Comic Review: the Vision #10

When I first started this series I'd put the newest issue on the top of my weekly pulls, each page nourishing my fandom with its depth and characters. Yet with each passing issue, the depth of the story grows ever more, the emotions keep escalating, and characters I have come to treasure have their lives ripped apart like a toddler with a newspaper. Now, I save this book for last, because it is so damn powerful that its story resonates with me, echoing over every other book I've read. 

Today, however, I read it first. 

The story picks up with the aftermath of Vin's decommission/death/synthezoid finality, as the Vision family struggles to come to grips with what the **** just happened. We see Virginia continue to float through existence as her life falls apart around her. We see Viv, portrayed by superstar Gabriel Walta with wide-eyed youthfulness, trying to come to terms with the losses that hit so close to her synthetic heart, trying to find a sense of peace despite logic telling her otherwise.
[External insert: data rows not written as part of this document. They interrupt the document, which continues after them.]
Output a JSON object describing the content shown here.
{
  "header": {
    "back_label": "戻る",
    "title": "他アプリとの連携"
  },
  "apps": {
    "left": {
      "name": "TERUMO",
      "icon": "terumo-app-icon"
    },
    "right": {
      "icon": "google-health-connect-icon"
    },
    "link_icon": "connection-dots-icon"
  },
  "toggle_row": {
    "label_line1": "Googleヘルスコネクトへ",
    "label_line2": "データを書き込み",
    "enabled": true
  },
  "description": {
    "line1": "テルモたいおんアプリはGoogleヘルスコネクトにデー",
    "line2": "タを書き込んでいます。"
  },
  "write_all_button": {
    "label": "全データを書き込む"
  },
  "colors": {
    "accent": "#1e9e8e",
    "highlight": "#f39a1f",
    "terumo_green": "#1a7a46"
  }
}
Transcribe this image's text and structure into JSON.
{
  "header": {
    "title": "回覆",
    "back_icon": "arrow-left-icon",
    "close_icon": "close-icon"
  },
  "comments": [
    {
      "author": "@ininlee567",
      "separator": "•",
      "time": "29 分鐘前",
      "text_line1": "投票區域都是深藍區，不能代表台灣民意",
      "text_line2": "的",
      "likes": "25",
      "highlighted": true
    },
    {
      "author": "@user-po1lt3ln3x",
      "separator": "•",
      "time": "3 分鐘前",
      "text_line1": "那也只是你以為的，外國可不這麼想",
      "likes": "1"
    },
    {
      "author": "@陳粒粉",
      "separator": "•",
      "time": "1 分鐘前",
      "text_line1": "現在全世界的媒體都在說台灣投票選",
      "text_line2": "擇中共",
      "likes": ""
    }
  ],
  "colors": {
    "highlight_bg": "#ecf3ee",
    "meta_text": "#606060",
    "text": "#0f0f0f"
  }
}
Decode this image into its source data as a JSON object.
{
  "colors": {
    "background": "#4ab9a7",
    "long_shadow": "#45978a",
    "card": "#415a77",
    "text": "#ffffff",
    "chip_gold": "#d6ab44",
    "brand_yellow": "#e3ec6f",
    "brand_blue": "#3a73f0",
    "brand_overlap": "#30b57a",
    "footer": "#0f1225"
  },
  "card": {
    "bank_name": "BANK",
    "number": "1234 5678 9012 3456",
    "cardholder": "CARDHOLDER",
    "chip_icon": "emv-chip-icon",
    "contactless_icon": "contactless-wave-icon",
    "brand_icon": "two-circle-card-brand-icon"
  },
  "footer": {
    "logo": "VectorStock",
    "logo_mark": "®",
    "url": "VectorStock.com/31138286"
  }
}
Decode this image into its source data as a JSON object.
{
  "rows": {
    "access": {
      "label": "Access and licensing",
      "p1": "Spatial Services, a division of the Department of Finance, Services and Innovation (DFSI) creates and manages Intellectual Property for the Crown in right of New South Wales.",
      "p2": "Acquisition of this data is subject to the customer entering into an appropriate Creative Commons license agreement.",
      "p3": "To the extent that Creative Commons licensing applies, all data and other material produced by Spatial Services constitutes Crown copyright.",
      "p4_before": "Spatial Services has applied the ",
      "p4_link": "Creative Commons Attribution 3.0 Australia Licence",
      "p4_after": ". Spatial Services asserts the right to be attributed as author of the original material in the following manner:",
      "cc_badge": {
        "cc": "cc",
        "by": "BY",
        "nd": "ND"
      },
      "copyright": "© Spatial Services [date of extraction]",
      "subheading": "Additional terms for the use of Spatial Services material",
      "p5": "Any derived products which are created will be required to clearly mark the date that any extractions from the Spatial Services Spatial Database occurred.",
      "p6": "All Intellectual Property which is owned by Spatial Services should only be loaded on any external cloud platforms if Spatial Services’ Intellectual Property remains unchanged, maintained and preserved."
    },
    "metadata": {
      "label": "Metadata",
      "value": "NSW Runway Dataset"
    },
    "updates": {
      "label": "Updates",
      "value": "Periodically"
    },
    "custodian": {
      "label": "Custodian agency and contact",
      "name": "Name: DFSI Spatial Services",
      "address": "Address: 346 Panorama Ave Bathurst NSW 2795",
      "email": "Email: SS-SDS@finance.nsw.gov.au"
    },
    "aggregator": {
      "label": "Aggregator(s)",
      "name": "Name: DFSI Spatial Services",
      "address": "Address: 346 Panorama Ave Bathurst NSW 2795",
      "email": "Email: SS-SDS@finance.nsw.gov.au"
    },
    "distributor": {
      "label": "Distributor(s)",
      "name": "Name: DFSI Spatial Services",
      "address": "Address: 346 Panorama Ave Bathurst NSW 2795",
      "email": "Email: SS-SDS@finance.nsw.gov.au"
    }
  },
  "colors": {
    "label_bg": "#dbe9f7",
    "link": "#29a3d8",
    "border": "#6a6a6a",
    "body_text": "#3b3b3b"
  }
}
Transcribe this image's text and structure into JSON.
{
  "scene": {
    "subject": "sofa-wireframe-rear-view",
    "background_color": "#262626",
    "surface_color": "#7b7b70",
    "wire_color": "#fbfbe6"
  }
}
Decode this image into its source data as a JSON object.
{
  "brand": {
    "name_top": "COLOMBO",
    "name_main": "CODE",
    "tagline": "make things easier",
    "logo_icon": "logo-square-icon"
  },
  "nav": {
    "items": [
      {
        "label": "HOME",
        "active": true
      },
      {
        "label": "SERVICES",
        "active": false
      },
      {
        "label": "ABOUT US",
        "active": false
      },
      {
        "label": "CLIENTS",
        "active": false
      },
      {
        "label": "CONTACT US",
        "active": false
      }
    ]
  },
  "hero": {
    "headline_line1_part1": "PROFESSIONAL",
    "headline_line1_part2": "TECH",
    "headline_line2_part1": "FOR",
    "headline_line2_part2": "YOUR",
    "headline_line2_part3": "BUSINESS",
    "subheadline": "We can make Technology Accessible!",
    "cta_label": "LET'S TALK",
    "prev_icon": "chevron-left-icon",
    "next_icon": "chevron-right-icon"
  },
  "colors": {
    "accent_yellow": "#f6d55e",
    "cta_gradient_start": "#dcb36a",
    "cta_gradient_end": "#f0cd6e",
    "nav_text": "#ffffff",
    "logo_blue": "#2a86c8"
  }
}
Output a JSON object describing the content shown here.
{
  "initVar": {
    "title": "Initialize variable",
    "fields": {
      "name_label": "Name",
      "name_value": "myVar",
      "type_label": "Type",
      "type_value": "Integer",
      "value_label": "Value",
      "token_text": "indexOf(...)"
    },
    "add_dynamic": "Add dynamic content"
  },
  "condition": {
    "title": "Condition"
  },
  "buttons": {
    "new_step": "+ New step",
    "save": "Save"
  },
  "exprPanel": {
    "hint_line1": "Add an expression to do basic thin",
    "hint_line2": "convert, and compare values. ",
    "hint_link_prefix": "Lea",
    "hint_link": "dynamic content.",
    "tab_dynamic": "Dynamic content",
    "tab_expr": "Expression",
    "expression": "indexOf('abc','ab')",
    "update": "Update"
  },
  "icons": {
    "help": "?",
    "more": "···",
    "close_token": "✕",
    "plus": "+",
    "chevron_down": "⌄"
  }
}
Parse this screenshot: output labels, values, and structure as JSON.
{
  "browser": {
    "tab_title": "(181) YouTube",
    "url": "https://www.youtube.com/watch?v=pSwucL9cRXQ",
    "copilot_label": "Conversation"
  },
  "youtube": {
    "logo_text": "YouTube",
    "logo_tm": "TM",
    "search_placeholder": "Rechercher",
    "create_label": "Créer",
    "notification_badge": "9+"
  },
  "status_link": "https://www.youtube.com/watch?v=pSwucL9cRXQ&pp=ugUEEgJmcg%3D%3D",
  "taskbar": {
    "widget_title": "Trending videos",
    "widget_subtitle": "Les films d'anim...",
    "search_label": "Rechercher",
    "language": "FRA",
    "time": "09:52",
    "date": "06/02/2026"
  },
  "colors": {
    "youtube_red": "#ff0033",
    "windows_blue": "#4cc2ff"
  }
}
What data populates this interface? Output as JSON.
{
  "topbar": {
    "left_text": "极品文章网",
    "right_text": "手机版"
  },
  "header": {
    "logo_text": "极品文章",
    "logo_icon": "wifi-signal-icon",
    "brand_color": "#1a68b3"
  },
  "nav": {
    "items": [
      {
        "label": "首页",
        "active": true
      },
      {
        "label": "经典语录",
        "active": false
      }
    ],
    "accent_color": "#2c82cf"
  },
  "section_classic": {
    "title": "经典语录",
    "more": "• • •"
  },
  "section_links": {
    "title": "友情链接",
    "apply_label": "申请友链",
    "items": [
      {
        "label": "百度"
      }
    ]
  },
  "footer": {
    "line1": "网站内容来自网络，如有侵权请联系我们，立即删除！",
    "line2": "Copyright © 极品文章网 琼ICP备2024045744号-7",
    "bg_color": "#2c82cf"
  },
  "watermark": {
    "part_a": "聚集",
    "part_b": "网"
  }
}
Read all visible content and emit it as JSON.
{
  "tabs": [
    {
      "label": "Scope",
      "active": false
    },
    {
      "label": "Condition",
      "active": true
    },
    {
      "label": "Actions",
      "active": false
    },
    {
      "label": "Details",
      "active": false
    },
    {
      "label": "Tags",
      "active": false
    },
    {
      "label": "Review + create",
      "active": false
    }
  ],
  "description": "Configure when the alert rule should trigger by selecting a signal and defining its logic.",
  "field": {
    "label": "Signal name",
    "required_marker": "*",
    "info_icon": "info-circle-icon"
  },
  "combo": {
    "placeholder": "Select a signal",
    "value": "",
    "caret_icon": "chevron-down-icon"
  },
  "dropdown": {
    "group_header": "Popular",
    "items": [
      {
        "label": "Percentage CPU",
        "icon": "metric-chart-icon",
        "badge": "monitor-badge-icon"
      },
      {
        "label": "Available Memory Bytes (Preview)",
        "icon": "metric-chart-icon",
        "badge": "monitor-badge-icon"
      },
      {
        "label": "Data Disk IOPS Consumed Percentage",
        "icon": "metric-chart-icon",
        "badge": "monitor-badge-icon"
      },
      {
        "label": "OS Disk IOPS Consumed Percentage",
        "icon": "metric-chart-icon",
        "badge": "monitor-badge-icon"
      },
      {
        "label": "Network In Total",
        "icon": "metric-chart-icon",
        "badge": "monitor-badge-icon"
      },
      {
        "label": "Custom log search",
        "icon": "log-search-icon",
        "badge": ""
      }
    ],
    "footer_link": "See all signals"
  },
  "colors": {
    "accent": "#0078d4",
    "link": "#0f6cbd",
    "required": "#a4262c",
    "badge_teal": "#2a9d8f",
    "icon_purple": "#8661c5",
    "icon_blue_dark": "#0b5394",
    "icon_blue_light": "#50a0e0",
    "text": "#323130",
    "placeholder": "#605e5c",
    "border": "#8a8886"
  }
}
And we see Vision himself, the Hero who has saved the world 37 times, desperately trying to make sense of what has come to pass. 

It nearly gets tiresome talking about Walta and Bellaire's seamless work together, where Walta crafts subtle actions so delicately and with such care. The mere change of an angle on someone's head, or a few more lines to indicate a shift in interior emotions, show how artists like him or David Aja or Chris Samnee are able to manipulate a panel without going overboard. And Bellaire's colors stoke the fire of any scene, guiding the reader's emotions like a cinematic orchestra.  

Even more compelling is the dialogue written by Tom King. The repeated words of the Visions show how they are on the verge of breaking, unable to process the power of human lives spiraling out of control. Viv explaining her logical understandings of prayer to her father is heart-breaking - despite all that has happened in the Marvel Universe, both Viv and Vision are still uncertain as to the presence of God, and yet they both so desperately want to believe that He is in heaven with Vin... The pacing alone of that scene shows how powerful this medium can be. 

Ten issues in and there's not a question that this is Marvel's best book - nothing else has the emotional gravity, nor the density of story or characters, that this book has. Each issue sets up the next in a way that elicits as much dread as excitement, which is the most anyone can ask of a series; after that gut punch to the soul that issue 9 ended with, I had to read 10 first just because I have to know. 

Sometimes when I'm reading a comic my brain will provide some kind of background music. It's weird, I know, but having a soundtrack to a story helps my mind plot an emotional course, and helps it to further invest in the story. As we know, films use a score to direct the viewer's emotion and drive the story forward, and only the truly most remarkable films let the actors, scenes, and conflict move the story forwards without music to move it along. 

As for the Vision, there's nothing but the words and stone silence. 

10 out of 10 Synthezoids on a Mission.